I had so many questions, and honestly didn’t know if I could portray this woman and represent the BDSM culture correctly. Some of you may not know this, but I tend to do projects that have a controversial nature (i.e. The Human Centipede films), so it wasn’t the subject or nudity that scared me. As an actor, I would be going through this journey with my character into the world of BDSM and becoming a submissive—something I knew nothing about.
This is where my balls of steel come into play. I love being challenged and stretching outside my comfort zone, so I said yes. This role is not what people think about when they think of a women diving into the world of BDSM. It is not about a woman doing it for a man; Ashley is doing it for herself. She wants to explore her sexuality. She may be quiet at first, or restrained (no pun intended) in the beginning, but when she discovers BDSM it opens up this part of her and she is never the same. Playing a sexually submissive character like Ashley was powerful.
I had to begin by asking: What is it to be a submissive? How can I play this without knowing what it’s like? This is where a lot of research became necessary, as well as a BDSM consultant on set. As most people know, it’s all smoke and mirrors when it comes to filming sex scenes, which are actually the most un-sexy scenes to shoot. They’re very technical with a lot of comments like, “Wait,” “Hold that… no to the left… my left,” and “okay and kiss… kiss less.” You get the picture.
Now add the BDSM element. In the series you will see me restrained, spanked, flogged, blindfolded, vibrated, tied up with ropes, and so much more. I don’t want to give too much away, but what I just listed is actually vanilla in comparison to the other things you will see in the later episodes.
How was it playing ‘Ashley,’ and how did it change me?
A lot. Especially in regards to what I thought or didn’t think BDSM was. BDSM is not how they portray it in 50 Shades. I realize most of you know that, but I still want to stress that it is really quite different. It’s less about sex and more about having a connection to someone, while giving yourself over with all five senses. I was fortunate enough to have been cast alongside Justin Berti, who I honesty can say made me so comfortable as an actor. I trusted him to be my guide/dom. He also had the help of BDSM guru Aiden Starr to teach him how to dominate me. As an actor you have to be disciplined in many areas of your life, so I think that being a very patient, disciplined person helped me to portray Ashley in a very honest and realistic way. Being a submissive is an act of discipline—to yourself and to the other person. Just as a dominant must train, so does the submissive, as it’s not something I or many people naturally gravitate towards.
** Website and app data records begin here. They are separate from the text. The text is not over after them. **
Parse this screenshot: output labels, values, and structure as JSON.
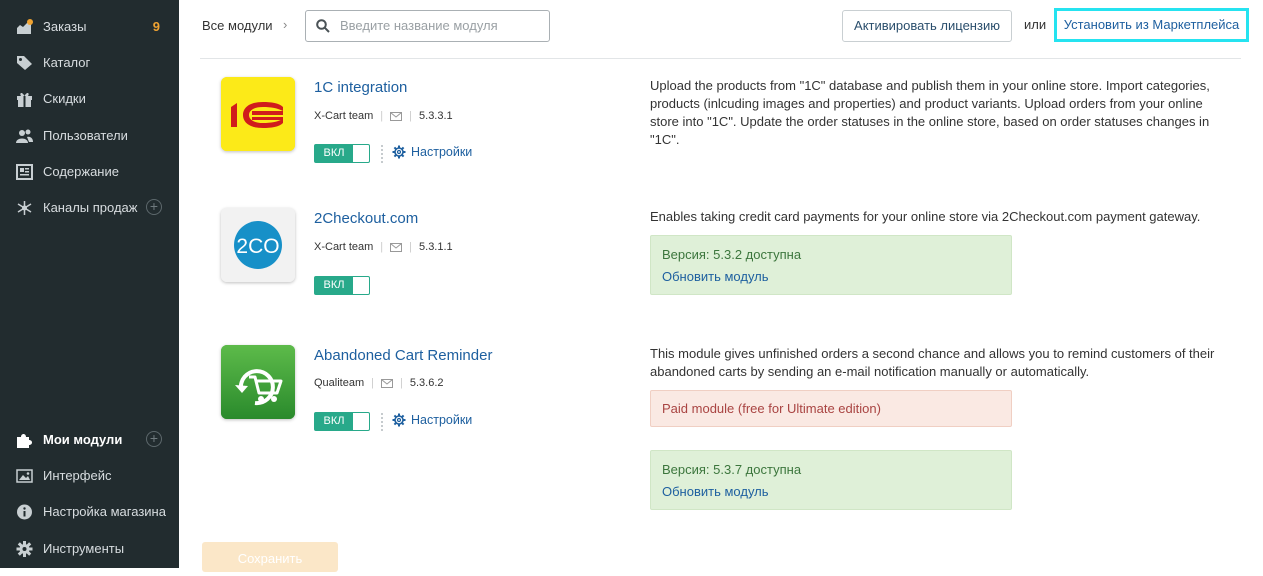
{
  "sidebar": {
    "items": [
      {
        "label": "Заказы",
        "icon": "orders-icon",
        "badge": "9"
      },
      {
        "label": "Каталог",
        "icon": "tag-icon"
      },
      {
        "label": "Скидки",
        "icon": "gift-icon"
      },
      {
        "label": "Пользователи",
        "icon": "users-icon"
      },
      {
        "label": "Содержание",
        "icon": "content-icon"
      },
      {
        "label": "Каналы продаж",
        "icon": "network-icon"
      },
      {
        "label": "Мои модули",
        "icon": "puzzle-icon"
      },
      {
        "label": "Интерфейс",
        "icon": "image-icon"
      },
      {
        "label": "Настройка магазина",
        "icon": "info-icon"
      },
      {
        "label": "Инструменты",
        "icon": "gear-icon"
      }
    ],
    "plus_symbol": "+"
  },
  "header": {
    "breadcrumb": "Все модули",
    "breadcrumb_chevron": "›",
    "search_placeholder": "Введите название модуля",
    "activate_license": "Активировать лицензию",
    "or": "или",
    "install_marketplace": "Установить из Маркетплейса"
  },
  "modules": [
    {
      "name": "1C integration",
      "author": "X-Cart team",
      "version": "5.3.3.1",
      "toggle": "ВКЛ",
      "settings": "Настройки",
      "logo_text": "1С",
      "description": "Upload the products from \"1C\" database and publish them in your online store. Import categories, products (inlcuding images and properties) and product variants. Upload orders from your online store into \"1C\". Update the order statuses in the online store, based on order statuses changes in \"1C\"."
    },
    {
      "name": "2Checkout.com",
      "author": "X-Cart team",
      "version": "5.3.1.1",
      "toggle": "ВКЛ",
      "logo_text": "2CO",
      "description": "Enables taking credit card payments for your online store via 2Checkout.com payment gateway.",
      "update_available": "Версия: 5.3.2 доступна",
      "update_link": "Обновить модуль"
    },
    {
      "name": "Abandoned Cart Reminder",
      "author": "Qualiteam",
      "version": "5.3.6.2",
      "toggle": "ВКЛ",
      "settings": "Настройки",
      "description": "This module gives unfinished orders a second chance and allows you to remind customers of their abandoned carts by sending an e-mail notification manually or automatically.",
      "paid_notice": "Paid module (free for Ultimate edition)",
      "update_available": "Версия: 5.3.7 доступна",
      "update_link": "Обновить модуль"
    }
  ],
  "footer": {
    "save_label": "Сохранить"
  },
  "colors": {
    "sidebar_bg": "#222c2f",
    "accent_link": "#1d5f9f",
    "toggle_green": "#28a98a",
    "badge_orange": "#f0a332",
    "highlight_cyan": "#25e3f0"
  }
}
I won’t sugarcoat it and say that I loved all parts of BDSM. I personally don’t like to be held down or restrained, but playing Ashley means she doesn’t feel the same as I do, so it was very interesting as an actor to give my body over completely while I was in character. The first time I was restrained I felt strong, sexy, and even though restrained, I was still very much in control. Ashlynn would want to squirm and freak out and say “untie me” but Ashley didn’t—instead she took deep breaths, sank into the feeling of being dominated, and waited patiently for what came next. As my arms were stretched above my head and the leather straps tightened around my wrists, I felt free as Ashley. This was her. It was in that moment I felt her guard drop. I learned that restraints are not bad, and I actually felt free in them while in character. For Ashley, it was a way to let someone else take the reins and guide her into things she never knew she might like. I learned a lot about my body and how much it can actually handle. There is a very heavy scene in Episode 6 where I endured a very physical act of restraint. When we were finished, Aiden was rubbing my feet and telling me I am stronger than I think I am. That was a surreal moment for me. I felt empowered as a woman and actor. ...